Music is especially vital in African dance, so much so that in many African cultures, there are no two words in the language used to distinguish between the two. Essentially, when one uses the term music in reference to African culture, it should include the idea of dance. And unlike many western civilizations, in the African culture, music and dance means so much more than something done just to have a good time. It has a much greater purpose. In the African culture, a dance is usually done by a community or group and for a specific purpose.

Of importance is the arts and crafts emanating from this part of the world. Unlike the art of Western societies, traditional African art is a functional and necessary part of everyday life and it would be impossible to understand African culture without an understanding of her art. The arts and the crafts were the vehicles through which the spirits of Africans made themselves seen and their presence known.

Without doubt, Africa has some of the most talented and accomplished musicians in the world and this has put her on world radar. In recent years, her music and musicians have captured the attention of the world. These people are seen as the beacons of hope in the contemporary Africa environment. Young Africans look up to these people as role model when all hope is lost and there is literally no one in the society worthy of emulation; not the clergyman, not the political leaders and not even the teachers whom are more interested in the money in the hands of the musicians than their divine rewards.

Religion, government, education, work and entertainment which have always been closely inter-related in traditional African societies are now nothing but a tool of art. All of the arts, whether musical, oral or sculptural, are deeply woven into the very fabric of social life and played a central role in binding together all members of the community through corporate activity.
Musicians have used their music to address social issues throughout history. And as Plato said “Music is a moral law. It gives soul to the universe, wings to the mind, flight to the imagination, and charm and gaiety to life and to everything.” But the music industry in recent time is not what it used to be. The society is hardly enlightened to moral behaviors, whatever is given out from the industry is quickly absorbed by the society regardless of its lessons. Some of these include dance steps used in music videos, the slangs employed in these videos and the way of life depicted in these videos.

Alarming is the dancing steps employed in the music videos. They are spreading like wildfire in the African environment, even faster than any societal development you can think of. Various dance steps have stormed Africa over the years which include Makossa, Galala, Suo, Yahoozee, Alanta and Azonto to mention a few. Of recent is Shakiti Bobo, Shoki, Shaku Shaku and the new Malwedhe dance.

The role Shaku Shaku played in Afropop’s global relevance today and the “In My Feelings” dance challenge will have you convinced 2018 is the year of the viral choreography.
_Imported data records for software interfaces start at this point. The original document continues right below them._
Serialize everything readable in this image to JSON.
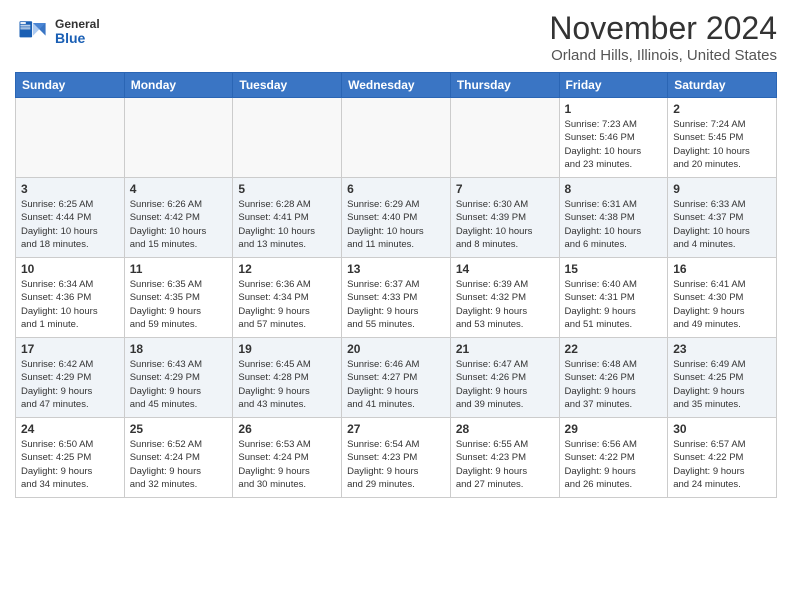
{
  "header": {
    "logo_general": "General",
    "logo_blue": "Blue",
    "month_title": "November 2024",
    "location": "Orland Hills, Illinois, United States"
  },
  "days_of_week": [
    "Sunday",
    "Monday",
    "Tuesday",
    "Wednesday",
    "Thursday",
    "Friday",
    "Saturday"
  ],
  "weeks": [
    [
      {
        "day": "",
        "info": ""
      },
      {
        "day": "",
        "info": ""
      },
      {
        "day": "",
        "info": ""
      },
      {
        "day": "",
        "info": ""
      },
      {
        "day": "",
        "info": ""
      },
      {
        "day": "1",
        "info": "Sunrise: 7:23 AM\nSunset: 5:46 PM\nDaylight: 10 hours\nand 23 minutes."
      },
      {
        "day": "2",
        "info": "Sunrise: 7:24 AM\nSunset: 5:45 PM\nDaylight: 10 hours\nand 20 minutes."
      }
    ],
    [
      {
        "day": "3",
        "info": "Sunrise: 6:25 AM\nSunset: 4:44 PM\nDaylight: 10 hours\nand 18 minutes."
      },
      {
        "day": "4",
        "info": "Sunrise: 6:26 AM\nSunset: 4:42 PM\nDaylight: 10 hours\nand 15 minutes."
      },
      {
        "day": "5",
        "info": "Sunrise: 6:28 AM\nSunset: 4:41 PM\nDaylight: 10 hours\nand 13 minutes."
      },
      {
        "day": "6",
        "info": "Sunrise: 6:29 AM\nSunset: 4:40 PM\nDaylight: 10 hours\nand 11 minutes."
      },
      {
        "day": "7",
        "info": "Sunrise: 6:30 AM\nSunset: 4:39 PM\nDaylight: 10 hours\nand 8 minutes."
      },
      {
        "day": "8",
        "info": "Sunrise: 6:31 AM\nSunset: 4:38 PM\nDaylight: 10 hours\nand 6 minutes."
      },
      {
        "day": "9",
        "info": "Sunrise: 6:33 AM\nSunset: 4:37 PM\nDaylight: 10 hours\nand 4 minutes."
      }
    ],
    [
      {
        "day": "10",
        "info": "Sunrise: 6:34 AM\nSunset: 4:36 PM\nDaylight: 10 hours\nand 1 minute."
      },
      {
        "day": "11",
        "info": "Sunrise: 6:35 AM\nSunset: 4:35 PM\nDaylight: 9 hours\nand 59 minutes."
      },
      {
        "day": "12",
        "info": "Sunrise: 6:36 AM\nSunset: 4:34 PM\nDaylight: 9 hours\nand 57 minutes."
      },
      {
        "day": "13",
        "info": "Sunrise: 6:37 AM\nSunset: 4:33 PM\nDaylight: 9 hours\nand 55 minutes."
      },
      {
        "day": "14",
        "info": "Sunrise: 6:39 AM\nSunset: 4:32 PM\nDaylight: 9 hours\nand 53 minutes."
      },
      {
        "day": "15",
        "info": "Sunrise: 6:40 AM\nSunset: 4:31 PM\nDaylight: 9 hours\nand 51 minutes."
      },
      {
        "day": "16",
        "info": "Sunrise: 6:41 AM\nSunset: 4:30 PM\nDaylight: 9 hours\nand 49 minutes."
      }
    ],
    [
      {
        "day": "17",
        "info": "Sunrise: 6:42 AM\nSunset: 4:29 PM\nDaylight: 9 hours\nand 47 minutes."
      },
      {
        "day": "18",
        "info": "Sunrise: 6:43 AM\nSunset: 4:29 PM\nDaylight: 9 hours\nand 45 minutes."
      },
      {
        "day": "19",
        "info": "Sunrise: 6:45 AM\nSunset: 4:28 PM\nDaylight: 9 hours\nand 43 minutes."
      },
      {
        "day": "20",
        "info": "Sunrise: 6:46 AM\nSunset: 4:27 PM\nDaylight: 9 hours\nand 41 minutes."
      },
      {
        "day": "21",
        "info": "Sunrise: 6:47 AM\nSunset: 4:26 PM\nDaylight: 9 hours\nand 39 minutes."
      },
      {
        "day": "22",
        "info": "Sunrise: 6:48 AM\nSunset: 4:26 PM\nDaylight: 9 hours\nand 37 minutes."
      },
      {
        "day": "23",
        "info": "Sunrise: 6:49 AM\nSunset: 4:25 PM\nDaylight: 9 hours\nand 35 minutes."
      }
    ],
    [
      {
        "day": "24",
        "info": "Sunrise: 6:50 AM\nSunset: 4:25 PM\nDaylight: 9 hours\nand 34 minutes."
      },
      {
        "day": "25",
        "info": "Sunrise: 6:52 AM\nSunset: 4:24 PM\nDaylight: 9 hours\nand 32 minutes."
      },
      {
        "day": "26",
        "info": "Sunrise: 6:53 AM\nSunset: 4:24 PM\nDaylight: 9 hours\nand 30 minutes."
      },
      {
        "day": "27",
        "info": "Sunrise: 6:54 AM\nSunset: 4:23 PM\nDaylight: 9 hours\nand 29 minutes."
      },
      {
        "day": "28",
        "info": "Sunrise: 6:55 AM\nSunset: 4:23 PM\nDaylight: 9 hours\nand 27 minutes."
      },
      {
        "day": "29",
        "info": "Sunrise: 6:56 AM\nSunset: 4:22 PM\nDaylight: 9 hours\nand 26 minutes."
      },
      {
        "day": "30",
        "info": "Sunrise: 6:57 AM\nSunset: 4:22 PM\nDaylight: 9 hours\nand 24 minutes."
      }
    ]
  ]
}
But this isn’t the first-time dance challenges have helped push a song into the collective consciousness of music consumers. Over the years, through the #MannequinChallenge, #RunningManChallenge and most recently, King Monada’s #MalwedheChallenge have all benefited from the popularity of social media platforms and the widefire-like spread of their contents.

In an age where everyone is vying for views and likes on their posts, a fun jig to a popular song is the perfect recipe. Take King Monada’s “Malwedhe” dance challenge for instance. It started when the South Africa singer’s hit single, which translates to “Illness” in his native Bolobedu dialect, inspired a dance where listeners feign a faint in tune to his “Ke Na Le Bolwedhe Bao Idibala (I have an Illness of Fainting)” chant. And as you’d expect, the challenge videos have become memes on Twitter.

Though it might still be too soon to say if the viral meme will translate to a massive hit for King Monada, we spent most of last year trying and failing to avoid Patapaa’s similarly ridiculous “One Corner”. If we’re lucky, these viral challenges will reach a saturation point and the internet will move on to the next phenomenon for content. But right now, we live in an era where dance craze is in till another one comes to replace King Monada’s alarming #MalwedheChallenge.